Ever the steadfast journalist, Wallace concluded that fundamental aspects of a free society are more important than Gary Lineker’s personal dislikes.
.@GaryLineker Put simply: fundamental aspects of a free society are more important than your personal dislikes.— Mark Wallace (@wallaceme) January 5, 2017
If Flack had a mic, he’d drop it for Wallace.
Metro-politan elite follow PR's lead
Flack noticed with interest Sky News' Sophy Ridge's column in the Metro this morning.
The headline of the main section was entitled 'It sure is time to Leave... the London bubble', with Ridge writing that 2016 has taught us "that there is a real disconnect between the capital and the rest of the country". She went on to say that journalists and politicians "need to escape the confines of the M25 in 2017" in order to better understand how the UK works.

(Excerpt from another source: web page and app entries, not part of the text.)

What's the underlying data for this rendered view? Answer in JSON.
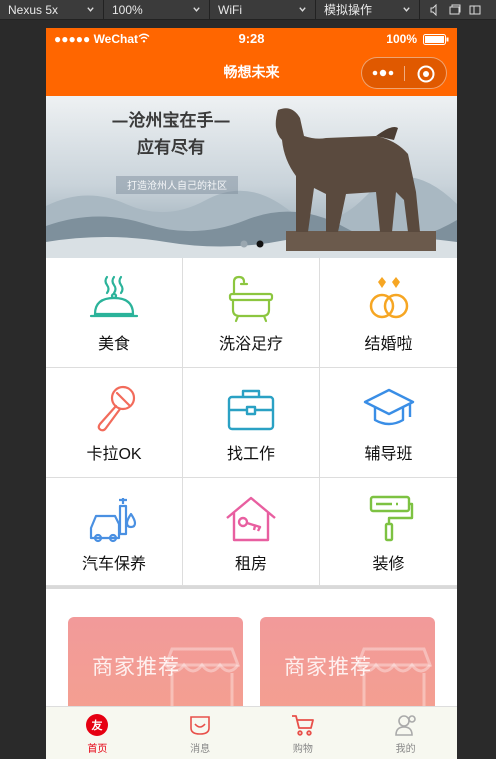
{
  "devtools": {
    "device": "Nexus 5x",
    "zoom": "100%",
    "network": "WiFi",
    "operation": "模拟操作"
  },
  "statusbar": {
    "carrier": "●●●●● WeChat",
    "time": "9:28",
    "battery": "100%",
    "battery_level": 1.0
  },
  "navbar": {
    "title": "畅想未来"
  },
  "banner": {
    "headline": "—沧州宝在手—",
    "subline": "应有尽有",
    "tagline": "打造沧州人自己的社区",
    "slide_count": 2,
    "active_slide": 2
  },
  "categories": [
    {
      "label": "美食",
      "icon": "food-cloche-icon",
      "color": "#2bb39a"
    },
    {
      "label": "洗浴足疗",
      "icon": "bathtub-icon",
      "color": "#8cc63f"
    },
    {
      "label": "结婚啦",
      "icon": "wedding-rings-icon",
      "color": "#f6a623"
    },
    {
      "label": "卡拉OK",
      "icon": "microphone-icon",
      "color": "#f26b5b"
    },
    {
      "label": "找工作",
      "icon": "briefcase-icon",
      "color": "#2aa1c4"
    },
    {
      "label": "辅导班",
      "icon": "graduation-cap-icon",
      "color": "#3a8ee6"
    },
    {
      "label": "汽车保养",
      "icon": "car-wash-icon",
      "color": "#4a90e2"
    },
    {
      "label": "租房",
      "icon": "house-key-icon",
      "color": "#e85fa0"
    },
    {
      "label": "装修",
      "icon": "paint-roller-icon",
      "color": "#7dc242"
    }
  ],
  "promo": {
    "cards": [
      {
        "label": "商家推荐"
      },
      {
        "label": "商家推荐"
      }
    ]
  },
  "tabbar": {
    "items": [
      {
        "label": "首页",
        "icon": "home-friend-icon",
        "active": true
      },
      {
        "label": "消息",
        "icon": "message-smile-icon",
        "active": false
      },
      {
        "label": "购物",
        "icon": "shopping-cart-icon",
        "active": false
      },
      {
        "label": "我的",
        "icon": "profile-icon",
        "active": false
      }
    ]
  },
  "colors": {
    "brand": "#ff6600",
    "tab_active": "#e60012",
    "promo_card": "#f29a9a"
  }
}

It would appear that Ridge has been paying attention to PRWeek - one of our most read stories of November 2016 was Marshall Manson's call for his staff to leave its "ivory towers" and connect with Britain beyond the emblematic ring-road.
Nice to see comms leading the way up the M1.
All you need is... PR
'Twas the night before Christmas, and Flack spotted a tasty fixture in the Guardian - journalist David meeting PR professional James for its Blind Date feature.
While the two had a good time of it, it wasn't love at first sight, it seems. David gave the PR man a six out of 10, but said he looked forward to meeting across a crowded inbox soon: "He’s a great guy, but I think we’d be better off as friends. I look forward to receiving his press releases."
James was a little less gushing, also giving David a 'six', but responded to the question of whether they'd meet again with the statement: "I don’t think we would, no."
Hit the road, Jack
Flack has noticed quite a few people making something called 'New Year's Resolutions' this week, and reckons that tightening up on the spelling and grammar front would be a decent bet for anyone working in the comms profession.
This tweet by University of Chichester press man James Haigh is a pretty good illustration of why...